======== Data

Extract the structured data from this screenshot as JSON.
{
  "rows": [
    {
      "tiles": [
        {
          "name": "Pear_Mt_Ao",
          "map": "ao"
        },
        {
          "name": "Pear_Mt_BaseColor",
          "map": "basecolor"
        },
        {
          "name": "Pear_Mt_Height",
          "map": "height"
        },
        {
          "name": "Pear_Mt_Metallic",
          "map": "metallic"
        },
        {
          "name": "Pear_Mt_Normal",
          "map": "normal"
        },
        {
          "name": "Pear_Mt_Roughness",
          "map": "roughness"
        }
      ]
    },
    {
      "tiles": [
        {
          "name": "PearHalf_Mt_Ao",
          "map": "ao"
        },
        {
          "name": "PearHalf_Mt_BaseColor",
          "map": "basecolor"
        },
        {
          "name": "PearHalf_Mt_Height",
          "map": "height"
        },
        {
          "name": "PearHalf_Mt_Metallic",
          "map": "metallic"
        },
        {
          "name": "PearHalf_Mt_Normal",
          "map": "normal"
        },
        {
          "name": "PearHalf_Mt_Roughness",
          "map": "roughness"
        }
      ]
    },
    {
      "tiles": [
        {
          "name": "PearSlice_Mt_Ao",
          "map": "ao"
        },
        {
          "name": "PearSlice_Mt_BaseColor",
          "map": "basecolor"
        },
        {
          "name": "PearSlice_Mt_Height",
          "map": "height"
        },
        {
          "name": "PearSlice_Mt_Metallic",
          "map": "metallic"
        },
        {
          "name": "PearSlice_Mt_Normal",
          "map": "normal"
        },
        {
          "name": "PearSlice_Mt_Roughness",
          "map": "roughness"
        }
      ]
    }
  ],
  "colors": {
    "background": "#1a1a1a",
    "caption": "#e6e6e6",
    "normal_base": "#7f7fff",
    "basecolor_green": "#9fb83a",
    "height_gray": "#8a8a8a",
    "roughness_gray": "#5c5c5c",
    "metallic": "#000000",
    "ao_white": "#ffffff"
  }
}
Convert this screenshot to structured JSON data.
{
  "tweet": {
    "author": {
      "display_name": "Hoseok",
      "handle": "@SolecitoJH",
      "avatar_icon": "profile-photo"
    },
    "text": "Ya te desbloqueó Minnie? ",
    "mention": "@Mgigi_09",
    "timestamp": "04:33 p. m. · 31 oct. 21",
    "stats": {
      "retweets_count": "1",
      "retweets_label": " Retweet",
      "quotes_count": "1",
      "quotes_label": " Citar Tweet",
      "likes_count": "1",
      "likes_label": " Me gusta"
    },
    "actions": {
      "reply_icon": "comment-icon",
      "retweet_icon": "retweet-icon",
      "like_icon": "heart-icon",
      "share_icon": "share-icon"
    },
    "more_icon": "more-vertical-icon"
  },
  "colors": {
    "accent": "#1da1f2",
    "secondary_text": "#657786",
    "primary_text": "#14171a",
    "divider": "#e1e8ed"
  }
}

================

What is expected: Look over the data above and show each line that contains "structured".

Exercise solution:
Extract the structured data from this screenshot as JSON.
Convert this screenshot to structured JSON data.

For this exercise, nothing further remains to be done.